Tsutomu Yamaguchi: The man who survived two atomic bombs

On the morning of August 6, 1945, the United States dropped an atomic bomb on the Japanese city of Hiroshima. Three days later, a second bomb was dropped on the city of Nagasaki. The attacks brought World War II to an end but also caused hundreds of thousands of deaths.

Bombing of Hiroshima and Nagasaki
Atomic bomb mushroom clouds over Hiroshima (left) and Nagasaki (right). Img Source: Wikimedia Commons

It is estimated that at least 125,000 people were killed. Many people managed to survive the attacks but only one man can say that he survived both Hiroshima and Nagasaki: Tsutomu Yamaguchi.

Tsutomu Yamaguchi
Tsutomu Yamaguchi, as a young engineer.

It’s said there were around 160 people affected by both bombings but Tsutomu Yamaguchi was the only one that was officially recognized by the government of Japan as surviving both explosions.

Tsutomu Yamaguchi was 29 years old when he was on a business trip in Hiroshima. At that time he worked at Mitsubishi Heavy Industries. On August 6, 1945, when the atomic bomb was dropped on Hiroshima, he was just two miles away from ground zero.

He was one of the lucky survivors and spent the night in a Hiroshima bomb shelter trying to figure out what to do next. The detonation ruptured his eardrums and he was temporarily blinded by the bright flash of light. He remembers seeing the mushroom cloud before he passed out.

In the shelter where he went to spent the night, he found his three work colleagues who had also survived the blast. The four of them left the shelter the next morning; they reached the train station and took a train to their hometown of Nagasaki.

Mr. Yamaguchi was seriously injured but he decided that he was well enough to return to work on August 9th, just three days after the Hiroshima explosion.

An atomic cloud looms over Nagasaki
An atomic cloud looms over Nagasaki just after the bombing. August 9, 1945 © Wikimedia Commons

Mr. Yamaguchi was in his Nagasaki office, telling his boss about the Hiroshima blast, when “suddenly the same white light filled the room” ― the Americans detonated the second bomb in Nagasaki.

“I thought the mushroom cloud had followed me from Hiroshima.” ― Tsutomu Yamaguchi

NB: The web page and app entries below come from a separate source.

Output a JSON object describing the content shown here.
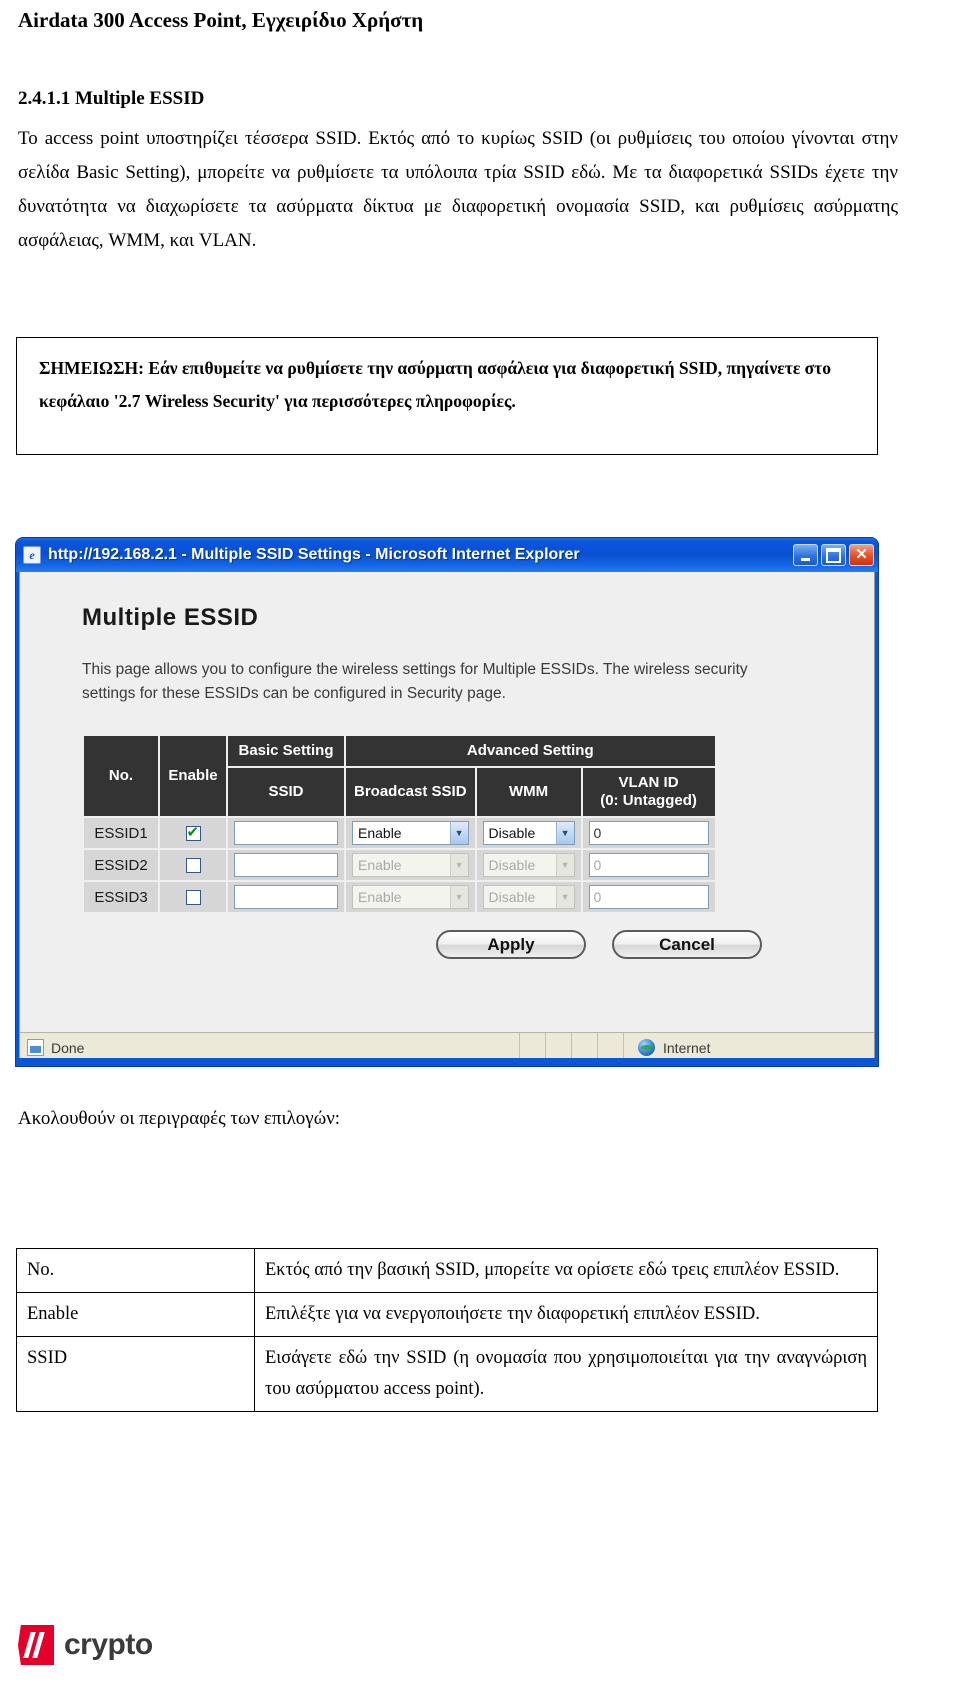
{
  "document": {
    "header": "Airdata 300 Access Point, Εγχειρίδιο Χρήστη",
    "section_number_title": "2.4.1.1 Multiple ESSID",
    "paragraph": "Το access point υποστηρίζει τέσσερα SSID. Εκτός από το κυρίως SSID (οι ρυθμίσεις του οποίου γίνονται στην σελίδα Basic Setting), μπορείτε να ρυθμίσετε τα υπόλοιπα τρία SSID εδώ. Με τα διαφορετικά SSIDs έχετε την δυνατότητα να διαχωρίσετε τα ασύρματα δίκτυα με διαφορετική ονομασία SSID, και ρυθμίσεις ασύρματης ασφάλειας, WMM, και VLAN.",
    "note": "ΣΗΜΕΙΩΣΗ: Εάν επιθυμείτε να ρυθμίσετε την ασύρματη ασφάλεια για διαφορετική SSID, πηγαίνετε στο κεφάλαιο '2.7 Wireless Security' για περισσότερες πληροφορίες.",
    "caption_after_figure": "Ακολουθούν οι περιγραφές των επιλογών:",
    "footer_logo_text": "crypto"
  },
  "browser": {
    "title": "http://192.168.2.1 - Multiple SSID Settings - Microsoft Internet Explorer",
    "app_icon": "e",
    "minimize_label": "_",
    "maximize_label": "□",
    "close_label": "✕",
    "status_left": "Done",
    "status_right": "Internet"
  },
  "page": {
    "title": "Multiple ESSID",
    "description": "This page allows you to configure the wireless settings for Multiple ESSIDs. The wireless security settings for these ESSIDs can be configured in Security page.",
    "table": {
      "group_headers": {
        "basic": "Basic Setting",
        "advanced": "Advanced Setting"
      },
      "columns": {
        "no": "No.",
        "enable": "Enable",
        "ssid": "SSID",
        "broadcast_ssid": "Broadcast SSID",
        "wmm": "WMM",
        "vlan_id_line1": "VLAN ID",
        "vlan_id_line2": "(0: Untagged)"
      },
      "rows": [
        {
          "no": "ESSID1",
          "enabled": true,
          "ssid": "",
          "broadcast_ssid": "Enable",
          "wmm": "Disable",
          "vlan_id": "0",
          "dimmed": false
        },
        {
          "no": "ESSID2",
          "enabled": false,
          "ssid": "",
          "broadcast_ssid": "Enable",
          "wmm": "Disable",
          "vlan_id": "0",
          "dimmed": true
        },
        {
          "no": "ESSID3",
          "enabled": false,
          "ssid": "",
          "broadcast_ssid": "Enable",
          "wmm": "Disable",
          "vlan_id": "0",
          "dimmed": true
        }
      ]
    },
    "buttons": {
      "apply": "Apply",
      "cancel": "Cancel"
    }
  },
  "descriptions": {
    "rows": [
      {
        "key": "No.",
        "value": "Εκτός από την βασική SSID, μπορείτε να ορίσετε εδώ τρεις επιπλέον ESSID."
      },
      {
        "key": "Enable",
        "value": "Επιλέξτε για να ενεργοποιήσετε την διαφορετική επιπλέον ESSID."
      },
      {
        "key": "SSID",
        "value": "Εισάγετε εδώ την SSID (η ονομασία που χρησιμοποιείται για την αναγνώριση του ασύρματου access point)."
      }
    ]
  },
  "colors": {
    "titlebar_blue": "#0a56d6",
    "table_header_dark": "#333333",
    "page_bg": "#efefef",
    "status_bar": "#ece9d8",
    "logo_red": "#e4002b",
    "check_green": "#0a8a2a"
  }
}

The US wasn’t planning to drop the bomb on Nagasaki. Nagasaki was the secondary target; the original objective was the city of Kokura, but because of the bad weather, Nagasaki was chosen instead. Japan surrendered six days after the Nagasaki attack.

Tsutomu Yamaguchi managed to survive again. In three days he survived two nuclear bomb attacks. The bombs were dropped in the center of the city and Tsutomu was again about two miles away. Mr. Yamaguchi himself experienced no immediate injury from this second explosion, though he of course was exposed to another high dose of ionizing radiation.

Tsutomu Yamaguchi
Photograph of Tsutomu Yamaguchi by Justin Mccurry. March 25, 2009.

Mr. Yamaguchi slowly recovered and went on to live a relatively normal life. What is more interesting Mr. Yamaguchi was 93 years old when he died in January 2010. The cause of his death was stomach cancer.